-- Problem --
Show every line from the data below that includes "MwSt".

Element data from apps and pages
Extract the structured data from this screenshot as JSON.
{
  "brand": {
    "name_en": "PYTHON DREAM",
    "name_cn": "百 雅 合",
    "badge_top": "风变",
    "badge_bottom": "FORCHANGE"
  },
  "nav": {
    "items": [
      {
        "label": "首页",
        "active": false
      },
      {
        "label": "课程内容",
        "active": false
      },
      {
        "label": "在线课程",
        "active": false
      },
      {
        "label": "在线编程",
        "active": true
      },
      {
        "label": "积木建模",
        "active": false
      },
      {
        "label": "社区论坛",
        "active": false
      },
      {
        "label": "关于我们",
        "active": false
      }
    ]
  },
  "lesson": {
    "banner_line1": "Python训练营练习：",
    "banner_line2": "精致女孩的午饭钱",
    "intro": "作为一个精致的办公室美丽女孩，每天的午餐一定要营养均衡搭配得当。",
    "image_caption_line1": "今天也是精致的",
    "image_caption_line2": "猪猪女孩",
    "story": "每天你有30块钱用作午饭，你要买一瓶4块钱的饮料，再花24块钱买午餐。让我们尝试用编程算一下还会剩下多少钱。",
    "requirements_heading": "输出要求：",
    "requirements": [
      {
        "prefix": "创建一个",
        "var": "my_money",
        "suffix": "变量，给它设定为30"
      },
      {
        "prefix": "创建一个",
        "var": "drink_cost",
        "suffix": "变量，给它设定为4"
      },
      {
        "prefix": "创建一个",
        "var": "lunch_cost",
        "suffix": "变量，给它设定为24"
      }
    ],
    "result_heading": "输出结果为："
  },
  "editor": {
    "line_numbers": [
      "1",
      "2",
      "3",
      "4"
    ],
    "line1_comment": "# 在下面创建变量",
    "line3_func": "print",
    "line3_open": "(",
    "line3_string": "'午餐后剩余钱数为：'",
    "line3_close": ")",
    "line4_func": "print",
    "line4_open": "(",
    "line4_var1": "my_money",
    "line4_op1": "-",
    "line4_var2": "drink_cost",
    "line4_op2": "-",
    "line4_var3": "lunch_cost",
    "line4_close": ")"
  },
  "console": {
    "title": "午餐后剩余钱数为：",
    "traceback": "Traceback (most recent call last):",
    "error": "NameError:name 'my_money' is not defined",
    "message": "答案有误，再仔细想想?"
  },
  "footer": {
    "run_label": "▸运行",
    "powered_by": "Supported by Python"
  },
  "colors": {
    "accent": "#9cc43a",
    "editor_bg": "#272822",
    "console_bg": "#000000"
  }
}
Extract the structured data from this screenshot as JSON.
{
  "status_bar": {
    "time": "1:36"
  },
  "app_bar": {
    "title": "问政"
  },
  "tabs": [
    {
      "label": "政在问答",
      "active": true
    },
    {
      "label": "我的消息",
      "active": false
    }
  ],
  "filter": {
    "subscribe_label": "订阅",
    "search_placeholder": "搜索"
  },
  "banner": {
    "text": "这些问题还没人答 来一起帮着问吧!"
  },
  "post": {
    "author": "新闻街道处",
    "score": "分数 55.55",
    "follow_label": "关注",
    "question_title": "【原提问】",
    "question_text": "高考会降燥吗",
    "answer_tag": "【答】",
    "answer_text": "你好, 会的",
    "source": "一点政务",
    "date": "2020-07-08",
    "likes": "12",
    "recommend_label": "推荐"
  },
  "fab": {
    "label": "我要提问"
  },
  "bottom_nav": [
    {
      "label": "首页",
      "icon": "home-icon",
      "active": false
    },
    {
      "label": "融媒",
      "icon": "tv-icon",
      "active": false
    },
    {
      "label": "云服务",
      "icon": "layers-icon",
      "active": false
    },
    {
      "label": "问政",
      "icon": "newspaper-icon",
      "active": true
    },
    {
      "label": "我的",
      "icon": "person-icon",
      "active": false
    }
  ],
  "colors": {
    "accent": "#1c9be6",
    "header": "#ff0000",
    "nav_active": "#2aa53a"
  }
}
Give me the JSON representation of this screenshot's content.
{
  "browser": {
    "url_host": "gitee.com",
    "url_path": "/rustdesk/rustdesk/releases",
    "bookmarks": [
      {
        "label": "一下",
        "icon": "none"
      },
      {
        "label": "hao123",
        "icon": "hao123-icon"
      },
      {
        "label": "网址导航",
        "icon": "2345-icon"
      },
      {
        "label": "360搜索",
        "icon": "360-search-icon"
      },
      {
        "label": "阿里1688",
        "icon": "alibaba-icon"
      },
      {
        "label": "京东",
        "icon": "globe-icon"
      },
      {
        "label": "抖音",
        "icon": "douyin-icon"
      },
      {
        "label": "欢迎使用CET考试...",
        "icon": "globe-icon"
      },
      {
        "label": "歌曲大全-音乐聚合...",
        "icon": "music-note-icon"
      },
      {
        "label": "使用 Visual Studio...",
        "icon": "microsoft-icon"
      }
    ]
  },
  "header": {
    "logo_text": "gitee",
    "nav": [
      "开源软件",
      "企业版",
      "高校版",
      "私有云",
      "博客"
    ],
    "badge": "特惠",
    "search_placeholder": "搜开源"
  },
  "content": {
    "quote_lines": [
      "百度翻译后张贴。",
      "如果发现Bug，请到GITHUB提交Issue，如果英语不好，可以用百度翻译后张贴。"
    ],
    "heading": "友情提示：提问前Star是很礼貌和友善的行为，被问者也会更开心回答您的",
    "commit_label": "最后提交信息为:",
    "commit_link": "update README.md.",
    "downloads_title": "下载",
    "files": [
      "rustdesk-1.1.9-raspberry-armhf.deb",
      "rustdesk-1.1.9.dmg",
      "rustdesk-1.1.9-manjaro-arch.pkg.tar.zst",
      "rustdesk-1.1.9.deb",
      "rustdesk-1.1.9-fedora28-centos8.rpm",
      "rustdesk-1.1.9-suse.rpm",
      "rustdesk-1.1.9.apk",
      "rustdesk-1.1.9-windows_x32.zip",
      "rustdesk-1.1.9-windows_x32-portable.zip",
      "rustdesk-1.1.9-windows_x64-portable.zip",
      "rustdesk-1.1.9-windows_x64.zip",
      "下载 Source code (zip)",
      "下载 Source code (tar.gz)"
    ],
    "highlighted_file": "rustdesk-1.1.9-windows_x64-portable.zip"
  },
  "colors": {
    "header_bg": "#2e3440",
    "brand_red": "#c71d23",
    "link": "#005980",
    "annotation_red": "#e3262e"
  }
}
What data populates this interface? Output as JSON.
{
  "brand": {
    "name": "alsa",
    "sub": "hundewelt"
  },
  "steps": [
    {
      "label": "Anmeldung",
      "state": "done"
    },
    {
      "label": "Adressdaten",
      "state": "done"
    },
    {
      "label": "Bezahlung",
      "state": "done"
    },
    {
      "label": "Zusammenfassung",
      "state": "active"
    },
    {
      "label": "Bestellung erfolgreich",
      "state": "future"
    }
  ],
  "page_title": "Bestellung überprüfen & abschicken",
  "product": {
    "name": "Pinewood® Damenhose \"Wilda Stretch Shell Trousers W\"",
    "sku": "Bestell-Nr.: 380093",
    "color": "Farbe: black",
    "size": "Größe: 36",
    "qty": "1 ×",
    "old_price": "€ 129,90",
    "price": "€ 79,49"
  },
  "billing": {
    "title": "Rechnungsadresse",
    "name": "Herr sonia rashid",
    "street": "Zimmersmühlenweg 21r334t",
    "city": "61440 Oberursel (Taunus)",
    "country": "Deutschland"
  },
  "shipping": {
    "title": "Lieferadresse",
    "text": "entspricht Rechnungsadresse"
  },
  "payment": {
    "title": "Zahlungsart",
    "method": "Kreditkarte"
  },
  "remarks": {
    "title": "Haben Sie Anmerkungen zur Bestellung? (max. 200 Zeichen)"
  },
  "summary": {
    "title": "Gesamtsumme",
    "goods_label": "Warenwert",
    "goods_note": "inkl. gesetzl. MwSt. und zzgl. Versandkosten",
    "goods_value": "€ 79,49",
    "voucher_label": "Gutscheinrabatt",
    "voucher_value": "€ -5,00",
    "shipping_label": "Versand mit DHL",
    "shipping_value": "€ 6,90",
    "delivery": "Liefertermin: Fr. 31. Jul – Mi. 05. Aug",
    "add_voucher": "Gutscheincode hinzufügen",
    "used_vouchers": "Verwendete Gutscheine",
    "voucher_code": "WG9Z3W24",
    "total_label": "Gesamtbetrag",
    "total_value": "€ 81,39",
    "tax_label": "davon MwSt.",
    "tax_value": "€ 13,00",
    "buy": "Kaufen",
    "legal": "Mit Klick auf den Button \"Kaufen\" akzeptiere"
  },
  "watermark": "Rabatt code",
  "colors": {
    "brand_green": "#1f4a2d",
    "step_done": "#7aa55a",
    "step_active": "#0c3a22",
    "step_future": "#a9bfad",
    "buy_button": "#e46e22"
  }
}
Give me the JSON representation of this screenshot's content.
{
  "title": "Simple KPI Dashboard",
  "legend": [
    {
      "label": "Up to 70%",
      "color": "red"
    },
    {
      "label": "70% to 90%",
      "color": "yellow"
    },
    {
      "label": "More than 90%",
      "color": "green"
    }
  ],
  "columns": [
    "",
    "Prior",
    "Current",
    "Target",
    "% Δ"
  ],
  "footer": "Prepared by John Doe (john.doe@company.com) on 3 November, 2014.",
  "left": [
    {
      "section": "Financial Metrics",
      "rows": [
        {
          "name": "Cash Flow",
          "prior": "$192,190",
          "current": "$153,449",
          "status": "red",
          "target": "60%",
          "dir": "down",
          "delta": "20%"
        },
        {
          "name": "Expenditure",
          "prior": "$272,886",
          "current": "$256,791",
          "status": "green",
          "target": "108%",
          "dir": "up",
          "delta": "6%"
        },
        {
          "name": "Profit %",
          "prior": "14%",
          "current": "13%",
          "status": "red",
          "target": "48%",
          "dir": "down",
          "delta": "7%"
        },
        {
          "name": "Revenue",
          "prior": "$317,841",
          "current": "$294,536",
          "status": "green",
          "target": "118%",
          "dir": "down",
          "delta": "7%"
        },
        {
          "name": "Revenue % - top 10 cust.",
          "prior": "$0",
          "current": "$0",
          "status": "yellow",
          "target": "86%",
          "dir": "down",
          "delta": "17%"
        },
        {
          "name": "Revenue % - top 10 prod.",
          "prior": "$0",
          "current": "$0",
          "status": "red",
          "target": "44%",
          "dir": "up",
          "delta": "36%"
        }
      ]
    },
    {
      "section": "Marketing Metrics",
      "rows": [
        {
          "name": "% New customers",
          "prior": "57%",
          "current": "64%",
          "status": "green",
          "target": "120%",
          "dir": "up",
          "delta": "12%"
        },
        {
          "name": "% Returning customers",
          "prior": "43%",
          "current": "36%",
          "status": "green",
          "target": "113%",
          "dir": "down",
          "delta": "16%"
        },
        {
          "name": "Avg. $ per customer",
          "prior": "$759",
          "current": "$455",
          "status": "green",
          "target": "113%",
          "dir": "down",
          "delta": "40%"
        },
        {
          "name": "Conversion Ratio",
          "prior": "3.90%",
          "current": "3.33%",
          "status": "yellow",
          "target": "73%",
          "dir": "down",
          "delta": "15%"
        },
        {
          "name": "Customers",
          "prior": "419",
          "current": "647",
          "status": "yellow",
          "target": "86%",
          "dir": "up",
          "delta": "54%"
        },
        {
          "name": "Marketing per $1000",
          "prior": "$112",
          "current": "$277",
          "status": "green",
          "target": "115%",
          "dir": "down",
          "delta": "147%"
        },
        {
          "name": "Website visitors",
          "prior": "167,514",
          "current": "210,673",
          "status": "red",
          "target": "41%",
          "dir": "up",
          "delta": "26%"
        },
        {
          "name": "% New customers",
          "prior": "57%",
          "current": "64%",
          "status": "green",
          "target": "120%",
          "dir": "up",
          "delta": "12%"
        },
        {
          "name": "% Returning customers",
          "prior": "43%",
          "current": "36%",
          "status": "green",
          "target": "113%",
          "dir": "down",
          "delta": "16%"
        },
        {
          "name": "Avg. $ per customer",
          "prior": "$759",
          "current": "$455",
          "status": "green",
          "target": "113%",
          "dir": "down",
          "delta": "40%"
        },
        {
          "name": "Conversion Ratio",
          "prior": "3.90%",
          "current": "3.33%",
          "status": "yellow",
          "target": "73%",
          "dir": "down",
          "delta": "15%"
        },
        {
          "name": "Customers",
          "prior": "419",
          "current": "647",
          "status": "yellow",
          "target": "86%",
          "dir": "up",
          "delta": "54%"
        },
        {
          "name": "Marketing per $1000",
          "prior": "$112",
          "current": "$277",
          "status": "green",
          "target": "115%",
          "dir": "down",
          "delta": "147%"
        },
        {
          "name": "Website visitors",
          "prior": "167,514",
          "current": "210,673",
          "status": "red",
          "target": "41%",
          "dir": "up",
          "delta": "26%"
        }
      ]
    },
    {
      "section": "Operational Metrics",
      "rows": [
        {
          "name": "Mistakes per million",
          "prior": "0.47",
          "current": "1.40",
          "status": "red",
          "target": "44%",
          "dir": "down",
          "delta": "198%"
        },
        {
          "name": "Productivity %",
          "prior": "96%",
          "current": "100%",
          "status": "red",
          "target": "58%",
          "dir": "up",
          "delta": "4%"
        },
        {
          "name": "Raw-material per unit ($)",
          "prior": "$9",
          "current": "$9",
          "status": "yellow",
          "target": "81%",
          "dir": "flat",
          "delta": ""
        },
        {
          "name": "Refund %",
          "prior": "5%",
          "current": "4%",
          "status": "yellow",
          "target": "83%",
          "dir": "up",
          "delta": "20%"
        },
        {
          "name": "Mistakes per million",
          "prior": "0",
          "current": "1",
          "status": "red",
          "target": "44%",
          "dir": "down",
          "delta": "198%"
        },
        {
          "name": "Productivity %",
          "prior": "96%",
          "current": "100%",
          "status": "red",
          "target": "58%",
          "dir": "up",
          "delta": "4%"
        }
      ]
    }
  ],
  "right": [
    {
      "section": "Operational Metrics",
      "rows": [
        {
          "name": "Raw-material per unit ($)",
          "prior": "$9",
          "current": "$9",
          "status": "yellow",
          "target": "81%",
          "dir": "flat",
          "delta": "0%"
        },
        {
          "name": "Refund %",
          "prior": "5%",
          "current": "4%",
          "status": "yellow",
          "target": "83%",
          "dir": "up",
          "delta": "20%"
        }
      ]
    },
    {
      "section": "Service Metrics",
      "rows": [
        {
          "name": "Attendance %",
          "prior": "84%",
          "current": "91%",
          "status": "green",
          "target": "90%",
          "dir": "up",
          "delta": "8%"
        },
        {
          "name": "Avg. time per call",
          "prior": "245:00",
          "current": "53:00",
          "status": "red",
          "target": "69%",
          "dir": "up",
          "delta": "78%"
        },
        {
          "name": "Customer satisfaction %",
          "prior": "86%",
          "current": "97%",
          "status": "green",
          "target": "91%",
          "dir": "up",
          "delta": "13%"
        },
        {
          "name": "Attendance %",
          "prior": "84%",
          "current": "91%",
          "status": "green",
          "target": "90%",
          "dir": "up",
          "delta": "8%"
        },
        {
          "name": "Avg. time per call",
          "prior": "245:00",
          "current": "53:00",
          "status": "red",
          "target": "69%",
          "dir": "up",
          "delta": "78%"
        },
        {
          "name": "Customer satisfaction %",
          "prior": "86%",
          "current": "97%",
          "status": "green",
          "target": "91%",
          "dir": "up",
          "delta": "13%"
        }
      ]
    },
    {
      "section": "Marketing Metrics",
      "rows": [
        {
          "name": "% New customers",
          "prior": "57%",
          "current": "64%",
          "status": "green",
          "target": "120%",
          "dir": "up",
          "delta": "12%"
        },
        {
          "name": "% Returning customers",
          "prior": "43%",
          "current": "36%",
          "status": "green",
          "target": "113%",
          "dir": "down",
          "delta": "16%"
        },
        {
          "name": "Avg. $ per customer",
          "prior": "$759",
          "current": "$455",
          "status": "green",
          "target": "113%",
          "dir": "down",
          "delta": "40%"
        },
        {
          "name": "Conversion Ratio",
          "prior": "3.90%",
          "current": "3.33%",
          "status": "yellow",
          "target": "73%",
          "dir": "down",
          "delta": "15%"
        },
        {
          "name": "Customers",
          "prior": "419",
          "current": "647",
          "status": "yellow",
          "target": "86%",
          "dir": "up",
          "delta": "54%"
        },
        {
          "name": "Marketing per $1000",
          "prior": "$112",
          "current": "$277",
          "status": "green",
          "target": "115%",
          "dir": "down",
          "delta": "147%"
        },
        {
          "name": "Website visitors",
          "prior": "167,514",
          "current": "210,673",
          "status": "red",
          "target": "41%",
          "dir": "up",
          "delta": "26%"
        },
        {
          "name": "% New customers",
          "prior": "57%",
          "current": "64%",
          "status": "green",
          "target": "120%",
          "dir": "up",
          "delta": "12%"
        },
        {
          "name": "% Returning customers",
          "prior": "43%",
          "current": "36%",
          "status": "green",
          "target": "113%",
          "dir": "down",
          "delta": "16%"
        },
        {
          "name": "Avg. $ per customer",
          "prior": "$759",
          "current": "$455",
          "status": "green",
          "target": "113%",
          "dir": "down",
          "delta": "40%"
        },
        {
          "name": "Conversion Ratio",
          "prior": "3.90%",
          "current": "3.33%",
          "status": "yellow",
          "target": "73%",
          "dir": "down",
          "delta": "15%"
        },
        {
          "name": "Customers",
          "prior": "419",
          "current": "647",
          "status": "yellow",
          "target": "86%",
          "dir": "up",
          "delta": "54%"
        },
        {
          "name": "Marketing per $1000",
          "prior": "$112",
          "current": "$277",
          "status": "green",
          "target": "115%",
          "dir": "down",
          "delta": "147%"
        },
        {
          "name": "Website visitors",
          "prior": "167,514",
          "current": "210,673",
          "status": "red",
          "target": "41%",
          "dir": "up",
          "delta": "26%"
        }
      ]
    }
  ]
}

-- Result for this task --
    "goods_note": "inkl. gesetzl. MwSt. und zzgl. Versandkosten",
    "tax_label": "davon MwSt.",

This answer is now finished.